#### What is being asked:
Read through the data and report every line in which the word "littleclimber" occurs.

________________

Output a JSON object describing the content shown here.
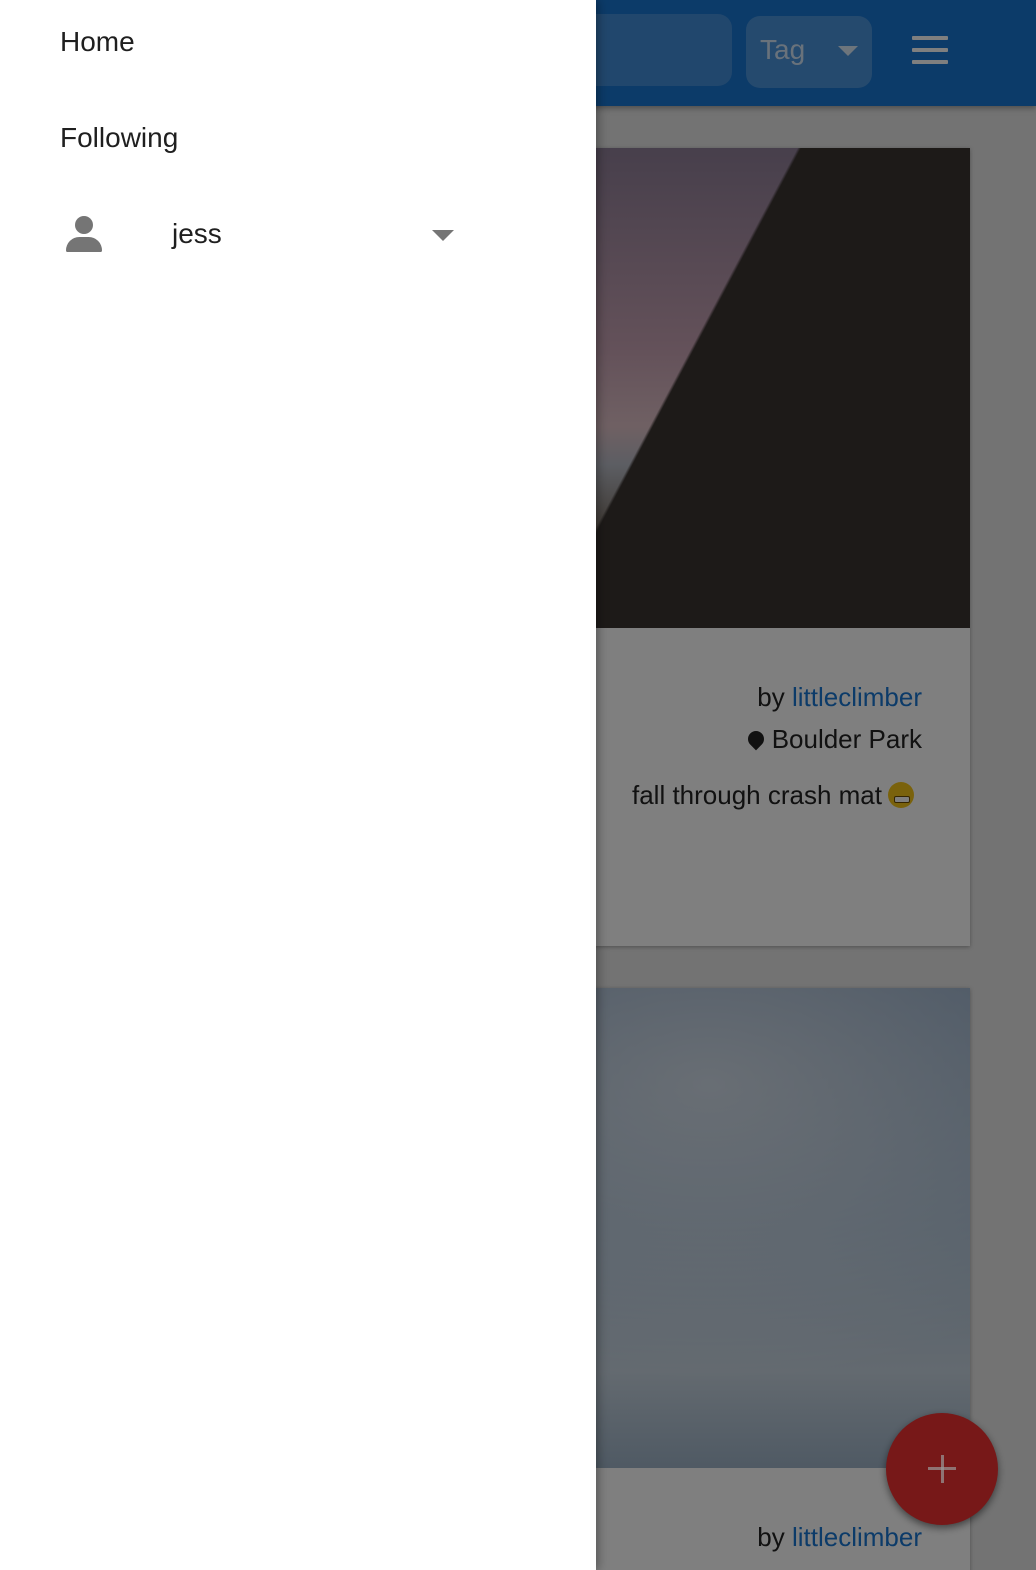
{
  "appbar": {
    "tag_label": "Tag",
    "color": "#1976d2"
  },
  "drawer": {
    "items": [
      {
        "label": "Home"
      },
      {
        "label": "Following"
      }
    ],
    "user": {
      "name": "jess",
      "icon": "person-icon"
    }
  },
  "feed": {
    "posts": [
      {
        "by_prefix": "by ",
        "author": "littleclimber",
        "location": "Boulder Park",
        "caption": "fall through crash mat"
      },
      {
        "by_prefix": "by ",
        "author": "littleclimber"
      }
    ]
  },
  "fab": {
    "icon": "plus-icon",
    "color": "#c62828"
  }
}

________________

#### Solution for this task:
        "author": "littleclimber",
        "author": "littleclimber"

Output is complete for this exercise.